*** Begin section ***

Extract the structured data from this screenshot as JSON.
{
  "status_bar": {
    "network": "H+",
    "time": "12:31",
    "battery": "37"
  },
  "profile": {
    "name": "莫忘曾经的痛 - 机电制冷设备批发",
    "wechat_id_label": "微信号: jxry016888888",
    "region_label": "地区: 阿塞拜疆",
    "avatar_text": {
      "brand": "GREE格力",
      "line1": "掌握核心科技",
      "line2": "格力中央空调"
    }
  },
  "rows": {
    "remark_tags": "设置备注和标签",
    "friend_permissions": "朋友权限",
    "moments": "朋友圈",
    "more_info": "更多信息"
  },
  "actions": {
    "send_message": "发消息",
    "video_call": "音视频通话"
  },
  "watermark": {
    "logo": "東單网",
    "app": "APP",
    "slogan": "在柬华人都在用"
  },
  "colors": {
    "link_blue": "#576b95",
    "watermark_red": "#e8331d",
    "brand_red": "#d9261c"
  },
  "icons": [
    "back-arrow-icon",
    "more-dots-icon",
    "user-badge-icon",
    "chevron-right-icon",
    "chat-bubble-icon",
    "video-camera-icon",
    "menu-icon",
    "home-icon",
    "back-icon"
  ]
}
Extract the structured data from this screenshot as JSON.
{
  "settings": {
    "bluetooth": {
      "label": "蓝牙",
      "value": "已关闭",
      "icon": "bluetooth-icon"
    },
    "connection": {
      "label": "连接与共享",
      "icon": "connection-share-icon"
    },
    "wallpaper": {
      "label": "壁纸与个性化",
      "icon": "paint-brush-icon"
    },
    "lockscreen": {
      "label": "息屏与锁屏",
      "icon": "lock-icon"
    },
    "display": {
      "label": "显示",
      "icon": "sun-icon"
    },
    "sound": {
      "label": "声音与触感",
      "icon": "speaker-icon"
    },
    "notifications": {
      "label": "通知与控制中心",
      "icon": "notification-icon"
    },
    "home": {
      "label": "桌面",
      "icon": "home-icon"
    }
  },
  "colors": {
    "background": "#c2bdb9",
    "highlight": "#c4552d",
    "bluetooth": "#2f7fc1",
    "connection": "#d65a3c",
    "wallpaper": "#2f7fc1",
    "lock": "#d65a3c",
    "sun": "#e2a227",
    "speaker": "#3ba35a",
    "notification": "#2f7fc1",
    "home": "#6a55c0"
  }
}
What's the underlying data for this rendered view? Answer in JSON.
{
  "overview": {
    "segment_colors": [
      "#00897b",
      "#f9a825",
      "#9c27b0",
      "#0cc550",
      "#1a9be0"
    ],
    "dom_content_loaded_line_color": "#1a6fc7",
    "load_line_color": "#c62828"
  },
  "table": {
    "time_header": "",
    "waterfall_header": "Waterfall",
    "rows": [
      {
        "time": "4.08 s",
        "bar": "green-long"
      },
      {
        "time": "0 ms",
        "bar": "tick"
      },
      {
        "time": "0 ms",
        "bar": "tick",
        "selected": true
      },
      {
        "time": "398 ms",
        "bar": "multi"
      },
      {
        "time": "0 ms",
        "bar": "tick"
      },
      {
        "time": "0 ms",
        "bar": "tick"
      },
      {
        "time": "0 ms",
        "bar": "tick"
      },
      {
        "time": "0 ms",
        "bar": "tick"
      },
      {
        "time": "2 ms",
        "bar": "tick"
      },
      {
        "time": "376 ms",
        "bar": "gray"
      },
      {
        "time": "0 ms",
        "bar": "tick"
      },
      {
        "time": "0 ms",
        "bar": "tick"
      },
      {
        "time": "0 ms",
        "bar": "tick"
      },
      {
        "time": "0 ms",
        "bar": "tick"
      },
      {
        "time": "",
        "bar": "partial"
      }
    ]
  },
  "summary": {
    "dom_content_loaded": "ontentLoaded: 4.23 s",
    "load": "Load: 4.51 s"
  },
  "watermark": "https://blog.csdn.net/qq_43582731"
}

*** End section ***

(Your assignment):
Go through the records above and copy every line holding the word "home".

(Solution to this task):
    "home-icon",
    "home": {
      "icon": "home-icon"
    "home": "#6a55c0"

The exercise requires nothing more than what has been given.